▶ **Work instructions**: Go to the line that contains "Convert this screenshot". Restate that line and each one after it exactly, through the end of the records, without pictures.

▶ **Information given**:
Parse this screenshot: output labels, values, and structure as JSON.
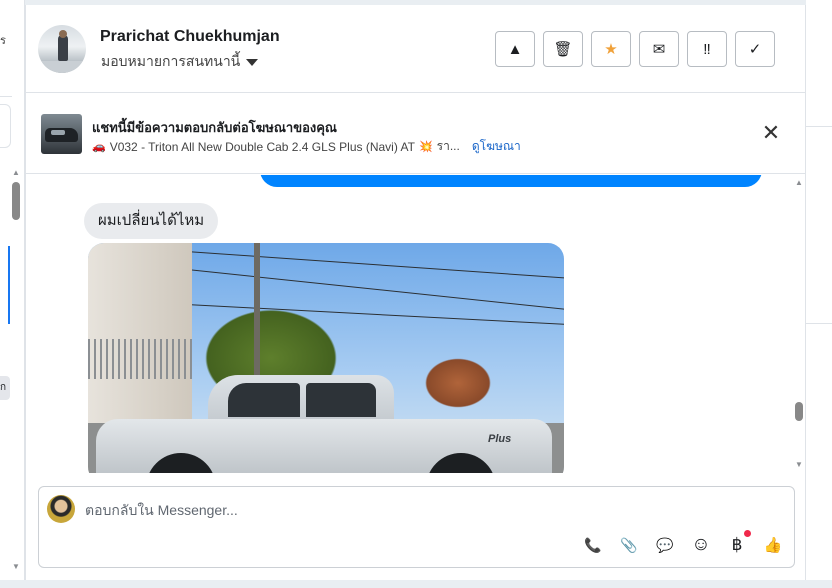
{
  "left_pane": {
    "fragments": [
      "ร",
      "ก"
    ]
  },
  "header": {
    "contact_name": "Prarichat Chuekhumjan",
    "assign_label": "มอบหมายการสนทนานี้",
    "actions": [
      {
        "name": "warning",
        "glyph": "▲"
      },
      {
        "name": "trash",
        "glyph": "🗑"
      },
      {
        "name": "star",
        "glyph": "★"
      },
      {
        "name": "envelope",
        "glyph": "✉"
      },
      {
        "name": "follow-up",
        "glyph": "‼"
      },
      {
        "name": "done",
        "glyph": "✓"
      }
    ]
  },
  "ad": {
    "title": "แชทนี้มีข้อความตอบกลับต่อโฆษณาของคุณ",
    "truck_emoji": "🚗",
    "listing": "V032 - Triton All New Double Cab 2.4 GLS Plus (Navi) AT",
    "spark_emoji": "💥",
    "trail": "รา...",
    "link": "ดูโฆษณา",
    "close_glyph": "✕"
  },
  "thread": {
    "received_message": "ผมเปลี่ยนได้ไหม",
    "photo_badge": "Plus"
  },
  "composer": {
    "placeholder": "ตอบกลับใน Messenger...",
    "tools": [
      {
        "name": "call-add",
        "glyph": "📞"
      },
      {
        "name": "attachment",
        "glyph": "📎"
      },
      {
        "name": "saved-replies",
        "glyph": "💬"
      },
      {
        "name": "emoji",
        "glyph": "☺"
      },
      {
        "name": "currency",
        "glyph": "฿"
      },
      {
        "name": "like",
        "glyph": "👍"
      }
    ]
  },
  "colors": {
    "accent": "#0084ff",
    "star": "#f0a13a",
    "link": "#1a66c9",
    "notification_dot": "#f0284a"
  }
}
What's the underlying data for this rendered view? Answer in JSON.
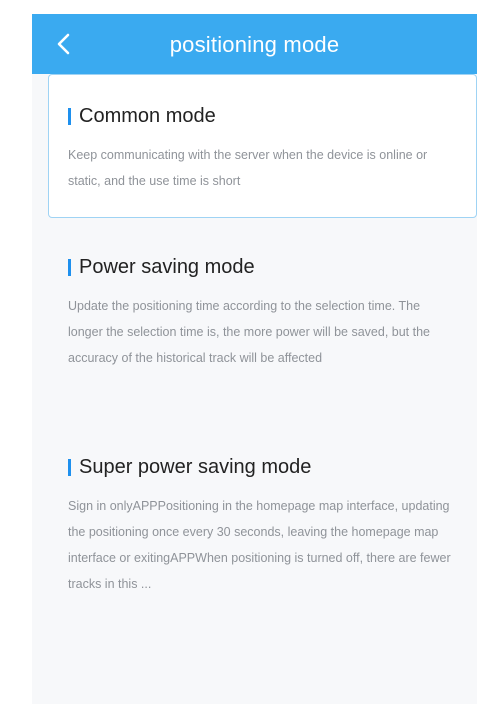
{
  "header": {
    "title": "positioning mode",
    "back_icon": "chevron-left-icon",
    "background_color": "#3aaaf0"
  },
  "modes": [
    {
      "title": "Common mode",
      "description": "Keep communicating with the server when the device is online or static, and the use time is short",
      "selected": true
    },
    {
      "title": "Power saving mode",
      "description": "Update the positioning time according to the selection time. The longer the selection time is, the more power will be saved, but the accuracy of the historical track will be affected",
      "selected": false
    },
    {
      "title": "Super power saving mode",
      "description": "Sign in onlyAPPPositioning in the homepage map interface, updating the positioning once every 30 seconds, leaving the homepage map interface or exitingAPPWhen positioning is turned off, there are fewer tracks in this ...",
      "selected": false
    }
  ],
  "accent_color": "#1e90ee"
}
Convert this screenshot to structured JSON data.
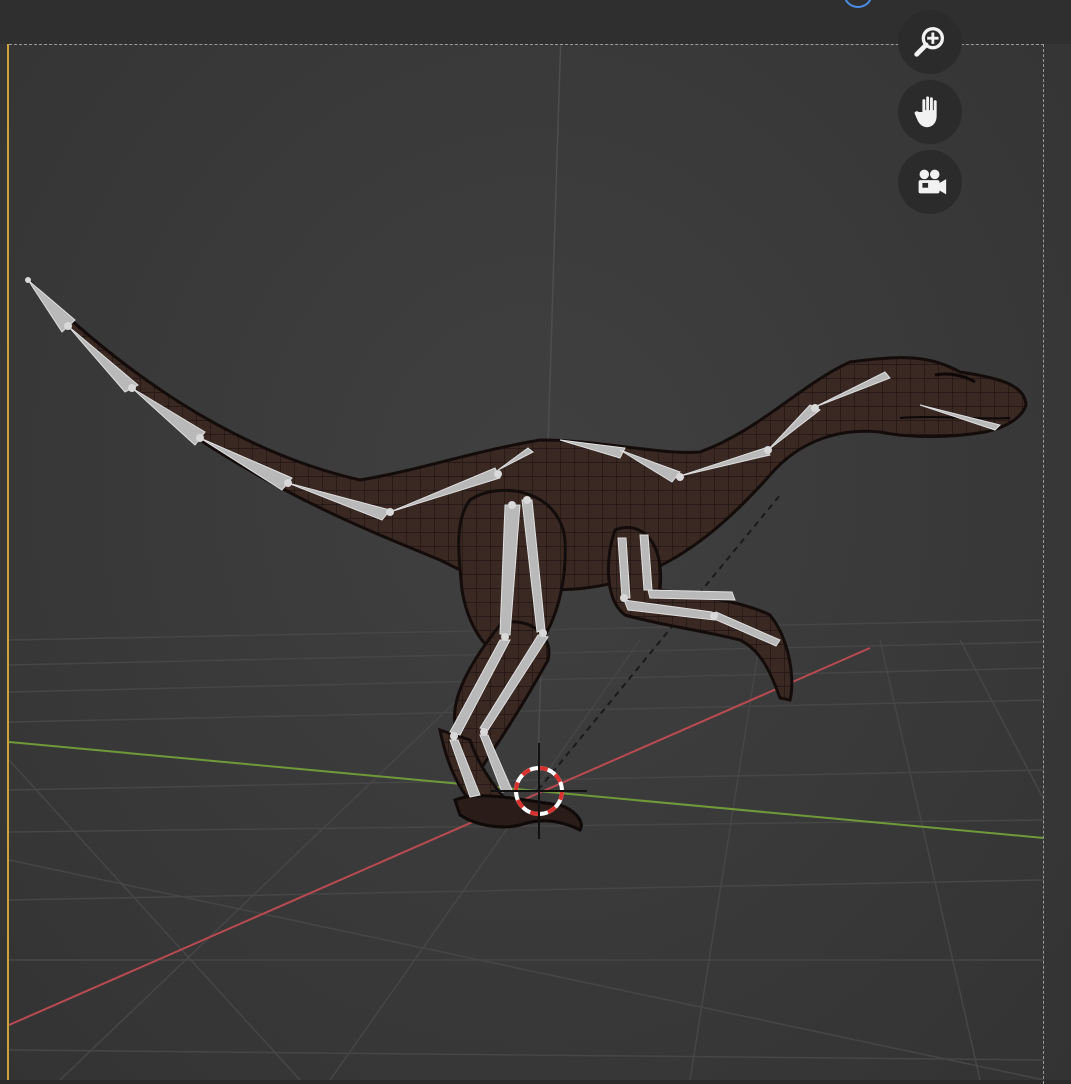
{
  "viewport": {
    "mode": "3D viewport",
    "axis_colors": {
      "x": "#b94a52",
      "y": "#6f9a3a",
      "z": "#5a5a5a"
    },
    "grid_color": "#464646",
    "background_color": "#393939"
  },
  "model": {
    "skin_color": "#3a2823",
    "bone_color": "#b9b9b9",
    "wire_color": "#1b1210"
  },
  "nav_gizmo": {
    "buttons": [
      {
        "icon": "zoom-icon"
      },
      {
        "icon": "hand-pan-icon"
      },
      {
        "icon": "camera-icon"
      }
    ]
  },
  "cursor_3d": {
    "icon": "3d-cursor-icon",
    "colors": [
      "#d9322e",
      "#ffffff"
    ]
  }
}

▶ **Result**:
Convert this screenshot to structured JSON data.
{
  "viewport": {
    "mode": "3D viewport",
    "axis_colors": {
      "x": "#b94a52",
      "y": "#6f9a3a",
      "z": "#5a5a5a"
    },
    "grid_color": "#464646",
    "background_color": "#393939"
  },
  "model": {
    "skin_color": "#3a2823",
    "bone_color": "#b9b9b9",
    "wire_color": "#1b1210"
  },
  "nav_gizmo": {
    "buttons": [
      {
        "icon": "zoom-icon"
      },
      {
        "icon": "hand-pan-icon"
      },
      {
        "icon": "camera-icon"
      }
    ]
  },
  "cursor_3d": {
    "icon": "3d-cursor-icon",
    "colors": [
      "#d9322e",
      "#ffffff"
    ]
  }
}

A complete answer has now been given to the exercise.